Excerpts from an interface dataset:
-=-=-

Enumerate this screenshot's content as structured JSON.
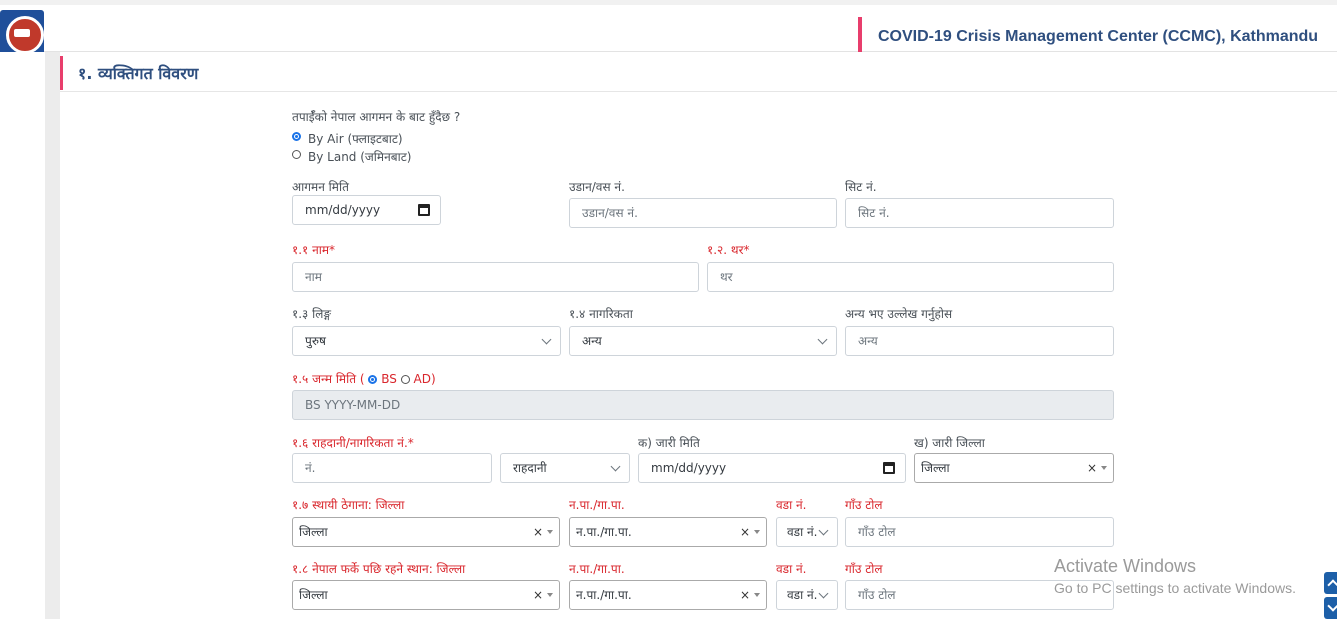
{
  "header": {
    "center_title": "COVID-19 Crisis Management Center (CCMC), Kathmandu"
  },
  "section": {
    "title": "१. व्यक्तिगत विवरण"
  },
  "arrival": {
    "question": "तपाईँको नेपाल आगमन के बाट हुँदैछ ?",
    "options": [
      {
        "label": "By Air (फ्लाइटबाट)",
        "selected": true
      },
      {
        "label": "By Land (जमिनबाट)",
        "selected": false
      }
    ]
  },
  "row1": {
    "arrival_date_label": "आगमन मिति",
    "arrival_date_placeholder": "mm/dd/yyyy",
    "flight_label": "उडान/वस नं.",
    "flight_placeholder": "उडान/वस नं.",
    "seat_label": "सिट नं.",
    "seat_placeholder": "सिट नं."
  },
  "row2": {
    "name_label": "१.१ नाम*",
    "name_placeholder": "नाम",
    "surname_label": "१.२. थर*",
    "surname_placeholder": "थर"
  },
  "row3": {
    "gender_label": "१.३ लिङ्ग",
    "gender_value": "पुरुष",
    "nationality_label": "१.४ नागरिकता",
    "nationality_value": "अन्य",
    "other_label": "अन्य भए उल्लेख गर्नुहोस",
    "other_placeholder": "अन्य"
  },
  "dob": {
    "label_prefix": "१.५ जन्म मिति (",
    "bs": "BS",
    "ad": "AD)",
    "placeholder": "BS YYYY-MM-DD",
    "bs_selected": true
  },
  "row5": {
    "doc_label": "१.६ राहदानी/नागरिकता नं.*",
    "doc_placeholder": "नं.",
    "doc_type_value": "राहदानी",
    "issue_date_label": "क) जारी मिति",
    "issue_date_placeholder": "mm/dd/yyyy",
    "issue_district_label": "ख) जारी जिल्ला",
    "issue_district_value": "जिल्ला"
  },
  "row6": {
    "district_label": "१.७ स्थायी ठेगाना: जिल्ला",
    "district_value": "जिल्ला",
    "municipality_label": "न.पा./गा.पा.",
    "municipality_value": "न.पा./गा.पा.",
    "ward_label": "वडा नं.",
    "ward_value": "वडा नं.",
    "tole_label": "गाँउ टोल",
    "tole_placeholder": "गाँउ टोल"
  },
  "row7": {
    "district_label": "१.८ नेपाल फर्के पछि रहने स्थान: जिल्ला",
    "district_value": "जिल्ला",
    "municipality_label": "न.पा./गा.पा.",
    "municipality_value": "न.पा./गा.पा.",
    "ward_label": "वडा नं.",
    "ward_value": "वडा नं.",
    "tole_label": "गाँउ टोल",
    "tole_placeholder": "गाँउ टोल"
  },
  "watermark": {
    "title": "Activate Windows",
    "subtitle": "Go to PC settings to activate Windows."
  },
  "clear_symbol": "×"
}
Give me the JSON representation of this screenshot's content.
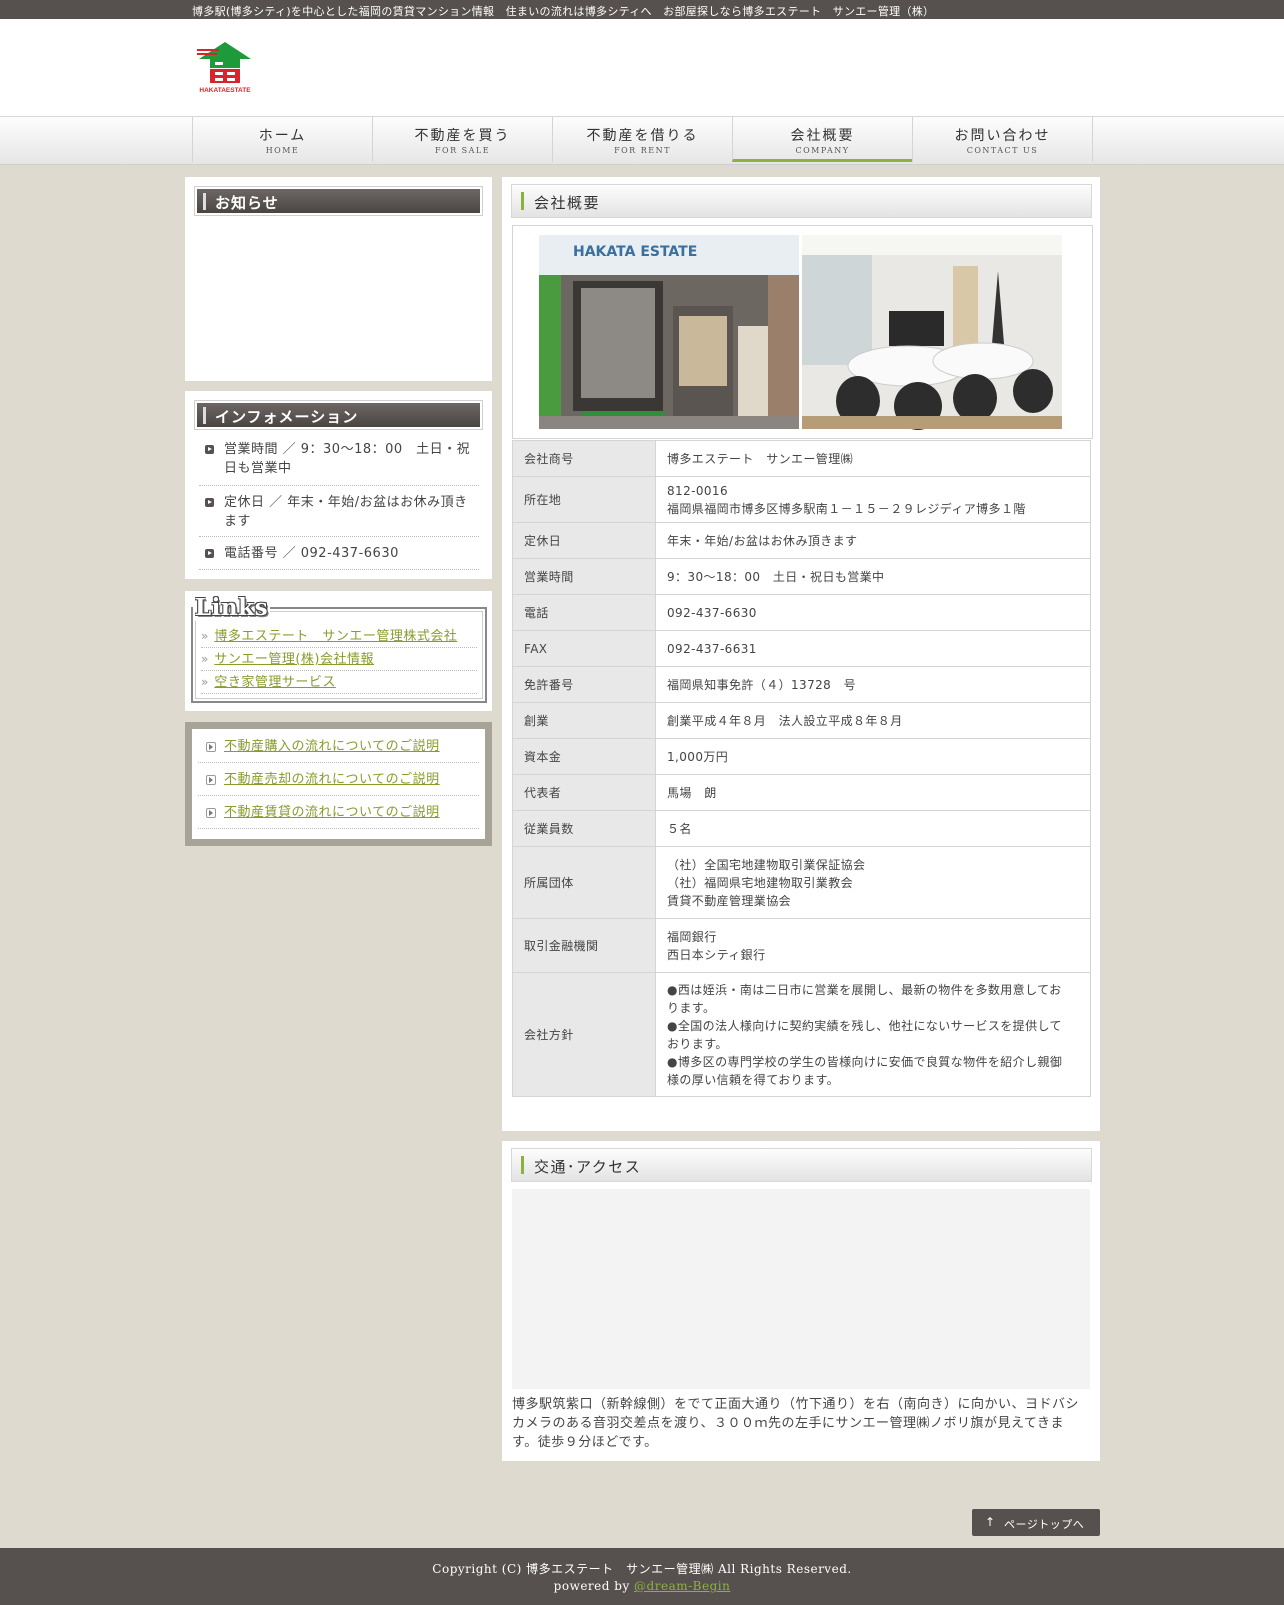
{
  "topbar": {
    "text": "博多駅(博多シティ)を中心とした福岡の賃貸マンション情報　住まいの流れは博多シティへ　お部屋探しなら博多エステート　サンエー管理（株）"
  },
  "logo": {
    "text": "HAKATAESTATE"
  },
  "nav": {
    "items": [
      {
        "jp": "ホーム",
        "en": "HOME"
      },
      {
        "jp": "不動産を買う",
        "en": "FOR SALE"
      },
      {
        "jp": "不動産を借りる",
        "en": "FOR RENT"
      },
      {
        "jp": "会社概要",
        "en": "COMPANY"
      },
      {
        "jp": "お問い合わせ",
        "en": "CONTACT US"
      }
    ],
    "active": "COMPANY"
  },
  "sidebar": {
    "news_title": "お知らせ",
    "info_title": "インフォメーション",
    "info_items": [
      {
        "line1": "営業時間 ／ 9：30～18：00　土日・祝",
        "line2": "日も営業中"
      },
      {
        "line1": "定休日 ／ 年末・年始/お盆はお休み頂き",
        "line2": "ます"
      },
      {
        "line1": "電話番号 ／ 092-437-6630",
        "line2": ""
      }
    ],
    "links_title": "Links",
    "links": [
      "博多エステート　サンエー管理株式会社",
      "サンエー管理(株)会社情報",
      "空き家管理サービス"
    ],
    "flow_links": [
      "不動産購入の流れについてのご説明",
      "不動産売却の流れについてのご説明",
      "不動産賃貸の流れについてのご説明"
    ]
  },
  "company": {
    "title": "会社概要",
    "sign_text": "HAKATA ESTATE",
    "rows": [
      {
        "label": "会社商号",
        "lines": [
          "博多エステート　サンエー管理㈱"
        ]
      },
      {
        "label": "所在地",
        "lines": [
          "812-0016",
          "福岡県福岡市博多区博多駅南１－１５－２９レジディア博多１階"
        ]
      },
      {
        "label": "定休日",
        "lines": [
          "年末・年始/お盆はお休み頂きます"
        ]
      },
      {
        "label": "営業時間",
        "lines": [
          "9：30～18：00　土日・祝日も営業中"
        ]
      },
      {
        "label": "電話",
        "lines": [
          "092-437-6630"
        ]
      },
      {
        "label": "FAX",
        "lines": [
          "092-437-6631"
        ]
      },
      {
        "label": "免許番号",
        "lines": [
          "福岡県知事免許（４）13728　号"
        ]
      },
      {
        "label": "創業",
        "lines": [
          "創業平成４年８月　法人設立平成８年８月"
        ]
      },
      {
        "label": "資本金",
        "lines": [
          "1,000万円"
        ]
      },
      {
        "label": "代表者",
        "lines": [
          "馬場　朗"
        ]
      },
      {
        "label": "従業員数",
        "lines": [
          "５名"
        ]
      },
      {
        "label": "所属団体",
        "lines": [
          "（社）全国宅地建物取引業保証協会",
          "（社）福岡県宅地建物取引業教会",
          "賃貸不動産管理業協会"
        ]
      },
      {
        "label": "取引金融機関",
        "lines": [
          "福岡銀行",
          "西日本シティ銀行"
        ]
      },
      {
        "label": "会社方針",
        "lines": [
          "●西は姪浜・南は二日市に営業を展開し、最新の物件を多数用意してお",
          "ります。",
          "●全国の法人様向けに契約実績を残し、他社にないサービスを提供して",
          "おります。",
          "●博多区の専門学校の学生の皆様向けに安価で良質な物件を紹介し親御",
          "様の厚い信頼を得ております。"
        ]
      }
    ]
  },
  "access": {
    "title": "交通･アクセス",
    "text_lines": [
      "博多駅筑紫口（新幹線側）をでて正面大通り（竹下通り）を右（南向き）に向かい、ヨドバシ",
      "カメラのある音羽交差点を渡り、３００ｍ先の左手にサンエー管理㈱ノボリ旗が見えてきま",
      "す。徒歩９分ほどです。"
    ]
  },
  "pagetop": {
    "arrow": "↑",
    "label": "ページトップへ"
  },
  "footer": {
    "copyright": "Copyright (C) 博多エステート　サンエー管理㈱ All Rights Reserved.",
    "powered_prefix": "powered by ",
    "powered_link": "@dream-Begin"
  },
  "colors": {
    "accent": "#8db13f",
    "dark": "#56514f",
    "background": "#dedad0",
    "link": "#8a9b2c"
  }
}
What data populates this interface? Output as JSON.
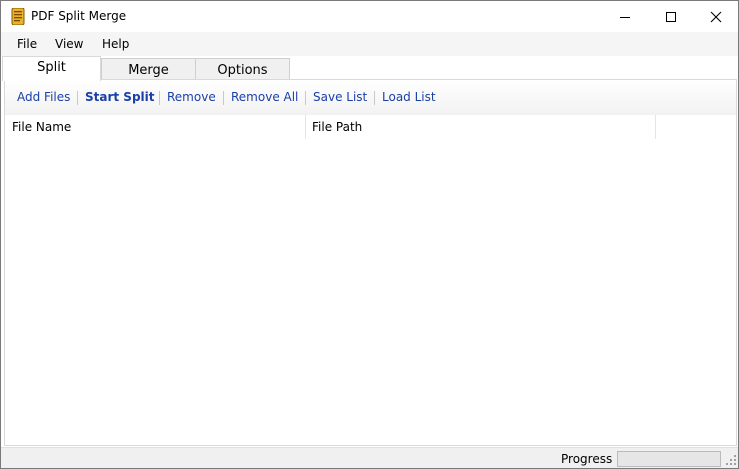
{
  "window": {
    "title": "PDF Split Merge"
  },
  "menu": {
    "items": [
      "File",
      "View",
      "Help"
    ]
  },
  "tabs": [
    "Split",
    "Merge",
    "Options"
  ],
  "active_tab": "Split",
  "toolbar": {
    "add_files": "Add Files",
    "start_split": "Start Split",
    "remove": "Remove",
    "remove_all": "Remove All",
    "save_list": "Save List",
    "load_list": "Load List"
  },
  "list": {
    "columns": [
      "File Name",
      "File Path"
    ],
    "rows": []
  },
  "status": {
    "progress_label": "Progress",
    "progress_value": 0
  },
  "colors": {
    "link": "#1a3fa8",
    "progress_fill": "#06b025"
  }
}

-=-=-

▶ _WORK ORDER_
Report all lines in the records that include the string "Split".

▶ _SOLVED PROBLEM_
    "title": "PDF Split Merge"
    "Split",
  "active_tab": "Split",
    "start_split": "Start Split",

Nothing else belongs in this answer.